• [TASK OBJECTIVE]:
Which of the lines below hold "legend"? Please return each one.

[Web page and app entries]
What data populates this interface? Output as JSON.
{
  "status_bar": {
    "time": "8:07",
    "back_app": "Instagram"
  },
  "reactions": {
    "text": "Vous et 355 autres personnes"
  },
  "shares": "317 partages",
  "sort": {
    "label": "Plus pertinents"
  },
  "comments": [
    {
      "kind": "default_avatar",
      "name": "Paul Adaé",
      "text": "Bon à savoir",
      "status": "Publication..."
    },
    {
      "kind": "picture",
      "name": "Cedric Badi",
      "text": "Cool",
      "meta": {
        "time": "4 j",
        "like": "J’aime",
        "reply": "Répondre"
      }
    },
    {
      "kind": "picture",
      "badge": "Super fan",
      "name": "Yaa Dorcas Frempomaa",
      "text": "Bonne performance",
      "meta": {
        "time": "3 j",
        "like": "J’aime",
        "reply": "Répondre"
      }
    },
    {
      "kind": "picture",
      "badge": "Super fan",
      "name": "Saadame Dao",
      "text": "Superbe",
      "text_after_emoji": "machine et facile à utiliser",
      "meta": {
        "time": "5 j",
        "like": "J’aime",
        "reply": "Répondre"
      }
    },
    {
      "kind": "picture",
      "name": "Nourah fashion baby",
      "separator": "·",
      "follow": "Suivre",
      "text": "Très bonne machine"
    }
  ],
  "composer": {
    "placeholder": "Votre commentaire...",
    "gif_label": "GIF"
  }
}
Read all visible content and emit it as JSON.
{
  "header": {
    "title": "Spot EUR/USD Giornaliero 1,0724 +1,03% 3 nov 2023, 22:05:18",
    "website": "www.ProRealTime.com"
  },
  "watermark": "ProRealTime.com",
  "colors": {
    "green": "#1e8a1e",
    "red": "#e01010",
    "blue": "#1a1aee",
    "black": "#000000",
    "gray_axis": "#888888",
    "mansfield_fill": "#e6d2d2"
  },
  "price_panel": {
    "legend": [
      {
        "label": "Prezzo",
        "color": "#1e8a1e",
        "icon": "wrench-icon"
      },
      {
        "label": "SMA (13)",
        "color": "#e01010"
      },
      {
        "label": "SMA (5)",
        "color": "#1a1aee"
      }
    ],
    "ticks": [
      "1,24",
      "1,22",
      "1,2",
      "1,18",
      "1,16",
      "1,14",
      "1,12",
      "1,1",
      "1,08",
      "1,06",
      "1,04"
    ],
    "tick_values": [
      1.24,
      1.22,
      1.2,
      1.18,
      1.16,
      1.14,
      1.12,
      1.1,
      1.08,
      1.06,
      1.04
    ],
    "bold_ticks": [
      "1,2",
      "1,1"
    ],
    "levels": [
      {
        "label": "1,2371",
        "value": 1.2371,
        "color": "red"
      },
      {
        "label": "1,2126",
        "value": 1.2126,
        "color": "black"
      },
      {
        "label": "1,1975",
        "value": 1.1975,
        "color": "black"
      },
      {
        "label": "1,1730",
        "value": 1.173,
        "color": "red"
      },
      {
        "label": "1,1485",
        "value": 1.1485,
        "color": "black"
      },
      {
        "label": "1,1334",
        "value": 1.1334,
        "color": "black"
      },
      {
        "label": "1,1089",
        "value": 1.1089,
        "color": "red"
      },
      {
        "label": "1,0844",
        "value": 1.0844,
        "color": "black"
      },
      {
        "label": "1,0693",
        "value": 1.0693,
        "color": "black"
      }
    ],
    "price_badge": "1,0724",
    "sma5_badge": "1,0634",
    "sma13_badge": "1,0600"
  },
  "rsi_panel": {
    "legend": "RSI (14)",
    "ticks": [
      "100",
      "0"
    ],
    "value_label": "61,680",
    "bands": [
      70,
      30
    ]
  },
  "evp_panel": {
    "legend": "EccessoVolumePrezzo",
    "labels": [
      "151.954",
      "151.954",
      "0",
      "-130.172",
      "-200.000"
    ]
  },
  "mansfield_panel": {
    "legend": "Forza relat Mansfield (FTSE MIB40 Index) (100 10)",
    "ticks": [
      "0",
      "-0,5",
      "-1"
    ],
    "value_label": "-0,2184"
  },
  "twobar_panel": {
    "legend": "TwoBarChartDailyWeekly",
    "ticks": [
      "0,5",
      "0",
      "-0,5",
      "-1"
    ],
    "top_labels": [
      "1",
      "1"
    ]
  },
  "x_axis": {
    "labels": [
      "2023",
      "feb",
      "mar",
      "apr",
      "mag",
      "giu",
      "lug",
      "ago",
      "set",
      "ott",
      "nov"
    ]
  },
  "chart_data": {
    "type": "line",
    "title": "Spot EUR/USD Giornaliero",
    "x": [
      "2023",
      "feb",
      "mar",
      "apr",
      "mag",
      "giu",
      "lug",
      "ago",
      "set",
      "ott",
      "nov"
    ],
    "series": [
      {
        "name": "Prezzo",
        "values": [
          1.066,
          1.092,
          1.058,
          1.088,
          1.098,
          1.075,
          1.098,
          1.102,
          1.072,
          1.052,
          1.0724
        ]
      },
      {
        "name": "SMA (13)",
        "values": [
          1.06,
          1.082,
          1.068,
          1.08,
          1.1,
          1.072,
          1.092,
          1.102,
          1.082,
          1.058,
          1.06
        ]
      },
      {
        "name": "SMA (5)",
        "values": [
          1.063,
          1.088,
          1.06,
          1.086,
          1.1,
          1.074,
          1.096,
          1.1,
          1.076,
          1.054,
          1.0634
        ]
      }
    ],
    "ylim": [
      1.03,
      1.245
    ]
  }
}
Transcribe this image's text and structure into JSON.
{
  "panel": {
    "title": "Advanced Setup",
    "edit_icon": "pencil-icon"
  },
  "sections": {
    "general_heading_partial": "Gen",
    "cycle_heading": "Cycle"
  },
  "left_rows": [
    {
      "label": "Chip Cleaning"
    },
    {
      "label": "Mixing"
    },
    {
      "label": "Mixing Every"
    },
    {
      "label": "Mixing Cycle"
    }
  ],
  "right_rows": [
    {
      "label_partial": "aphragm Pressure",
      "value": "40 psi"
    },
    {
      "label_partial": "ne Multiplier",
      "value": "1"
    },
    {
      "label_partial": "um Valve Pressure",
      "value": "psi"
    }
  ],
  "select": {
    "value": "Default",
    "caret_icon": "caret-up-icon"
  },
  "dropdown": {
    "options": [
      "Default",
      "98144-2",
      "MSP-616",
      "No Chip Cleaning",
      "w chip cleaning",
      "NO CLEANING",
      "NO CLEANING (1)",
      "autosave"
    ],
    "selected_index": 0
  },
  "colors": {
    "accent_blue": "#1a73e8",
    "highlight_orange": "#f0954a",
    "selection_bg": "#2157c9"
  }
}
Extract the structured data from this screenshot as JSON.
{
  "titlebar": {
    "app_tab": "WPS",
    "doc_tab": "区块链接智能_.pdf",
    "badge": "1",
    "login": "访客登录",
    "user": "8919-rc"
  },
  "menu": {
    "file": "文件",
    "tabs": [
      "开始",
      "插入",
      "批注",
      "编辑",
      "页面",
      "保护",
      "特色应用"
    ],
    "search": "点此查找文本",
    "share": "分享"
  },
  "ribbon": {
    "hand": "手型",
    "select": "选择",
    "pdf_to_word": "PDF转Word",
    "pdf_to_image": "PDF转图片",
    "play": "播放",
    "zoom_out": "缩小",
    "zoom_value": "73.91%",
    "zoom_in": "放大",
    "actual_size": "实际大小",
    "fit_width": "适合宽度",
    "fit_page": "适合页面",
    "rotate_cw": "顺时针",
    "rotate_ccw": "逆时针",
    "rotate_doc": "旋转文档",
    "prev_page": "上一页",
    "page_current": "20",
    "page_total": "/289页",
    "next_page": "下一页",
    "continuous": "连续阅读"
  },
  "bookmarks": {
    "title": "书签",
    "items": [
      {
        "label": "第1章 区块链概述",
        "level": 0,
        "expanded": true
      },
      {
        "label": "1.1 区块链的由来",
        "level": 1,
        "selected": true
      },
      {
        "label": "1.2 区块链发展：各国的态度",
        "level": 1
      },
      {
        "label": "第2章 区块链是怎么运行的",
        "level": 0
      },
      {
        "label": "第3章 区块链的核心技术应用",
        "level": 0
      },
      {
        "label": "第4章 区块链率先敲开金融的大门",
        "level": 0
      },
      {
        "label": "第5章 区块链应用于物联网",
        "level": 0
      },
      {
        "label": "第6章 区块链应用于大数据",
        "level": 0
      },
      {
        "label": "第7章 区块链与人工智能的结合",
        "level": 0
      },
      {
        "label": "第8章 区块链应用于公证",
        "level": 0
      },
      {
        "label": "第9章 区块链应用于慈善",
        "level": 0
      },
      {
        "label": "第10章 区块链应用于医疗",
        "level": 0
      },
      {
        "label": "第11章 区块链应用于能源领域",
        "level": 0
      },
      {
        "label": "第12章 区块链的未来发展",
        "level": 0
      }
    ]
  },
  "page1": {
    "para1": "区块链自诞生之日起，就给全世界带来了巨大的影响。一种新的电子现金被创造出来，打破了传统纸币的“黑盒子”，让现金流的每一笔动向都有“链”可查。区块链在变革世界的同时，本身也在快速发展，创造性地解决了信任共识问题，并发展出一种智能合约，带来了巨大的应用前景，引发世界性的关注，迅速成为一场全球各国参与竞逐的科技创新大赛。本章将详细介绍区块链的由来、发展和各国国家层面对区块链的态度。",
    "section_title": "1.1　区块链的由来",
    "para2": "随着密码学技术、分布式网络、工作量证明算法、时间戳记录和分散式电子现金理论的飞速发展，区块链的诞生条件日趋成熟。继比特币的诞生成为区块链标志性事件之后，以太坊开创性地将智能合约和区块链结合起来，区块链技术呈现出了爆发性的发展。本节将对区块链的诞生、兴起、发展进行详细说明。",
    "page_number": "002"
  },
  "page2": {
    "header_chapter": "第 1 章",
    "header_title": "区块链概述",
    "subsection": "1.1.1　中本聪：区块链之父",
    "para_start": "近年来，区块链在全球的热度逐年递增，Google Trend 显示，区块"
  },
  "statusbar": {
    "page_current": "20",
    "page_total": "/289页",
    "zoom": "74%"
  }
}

• [ANSWER SPACE]:
    "legend": [
    "legend": "RSI (14)",
    "legend": "EccessoVolumePrezzo",
    "legend": "Forza relat Mansfield (FTSE MIB40 Index) (100 10)",
    "legend": "TwoBarChartDailyWeekly",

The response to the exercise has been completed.